After a man asked Jesus what he should do in order to live eternally, Jesus told him to sell all his possessions, which astonished the disciples.
As they were traveling toward Jerusalem, Jesus took the disciples aside and began to tell them again about what was going to happen to him.
After James and John requested to sit on the right and left of Jesus when he rules, Jesus told them what will happen and how they should act.
They brought a young donkey to Jesus; then Jesus mounted it and rode to Jerusalem with people shouting and praising him as they went along.
Jesus expelled those who were buying and selling goods in the Temple, and taught that the Temple was to be a place of prayer. These actions angered the priests and scribes who, then, looked for a way to kill Jesus.
When Jesus and his disciples passed the fig tree that Jesus had cursed, they saw that it had withered. Jesus used this as an illustration for trusting that God would answer prayer.
The chief priests, scribes and elders asked Jesus by what authority he was doing these things. He, then, asked them a question that they would not answer; so he did not answer theirs.
After Jesus told the Jewish leaders a parable, they realized that he was accusing them of wanting to kill him, but they feared how the people would react if they arrested Jesus.
Jesus foiled the Jewish leaders' attempt to trap him by their question of whether they should pay taxes to the Roman government.
Jesus showed from Scripture that the Sadducees were wrong in ridiculing the idea of life after death.
Jesus commended a scribe who accepted Jesus' assessment of the two greatest commandments, after which they asked Jesus no more questions to trap him.
Jesus told them that a poor widow's tiny sacrificial offering was worth more in God's sight than large amounts of money from rich people.
Jesus commended a woman who extravagantly anointed Jesus in anticipation of his death. The chief priests agreed to pay Judas if he would help them seize Jesus.
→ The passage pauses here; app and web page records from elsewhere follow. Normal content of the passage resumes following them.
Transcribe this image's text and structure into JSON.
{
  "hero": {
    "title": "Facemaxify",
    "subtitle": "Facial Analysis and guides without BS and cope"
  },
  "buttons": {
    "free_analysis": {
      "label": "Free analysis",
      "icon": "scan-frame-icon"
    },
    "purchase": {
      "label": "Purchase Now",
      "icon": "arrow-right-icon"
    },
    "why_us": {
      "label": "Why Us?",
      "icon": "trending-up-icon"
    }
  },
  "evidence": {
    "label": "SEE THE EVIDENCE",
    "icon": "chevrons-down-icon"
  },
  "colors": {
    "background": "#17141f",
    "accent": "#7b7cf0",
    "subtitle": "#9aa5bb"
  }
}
During the Passover meal, Jesus prophesied that one disciple would betray him, and he gave them the bread and wine which he said represented his body and blood which would be sacrificed.
After witnesses accusing Jesus contradicted each other, Jesus said that he was the man who was also God, the Messiah, after which they decided that Jesus must die.
At the crowd's insistence, Pilate released a criminal, and gave orders that Jesus should be crucified.
People passing by, as well as the Jewish leaders and two criminals crucified with Jesus, insulted him.
As several women who had accompanied Jesus watched, he died, after which the Temple curtain split into two parts, and the Roman officer pronounced that Jesus was the Son of God.
Several women watched as Joseph and others buried Jesus' body in a cave after getting permission from Pilate.
Miracles began to happen after Jesus instructed his disciples to preach the gospel everywhere and he told them that miracles would accompany their ministry.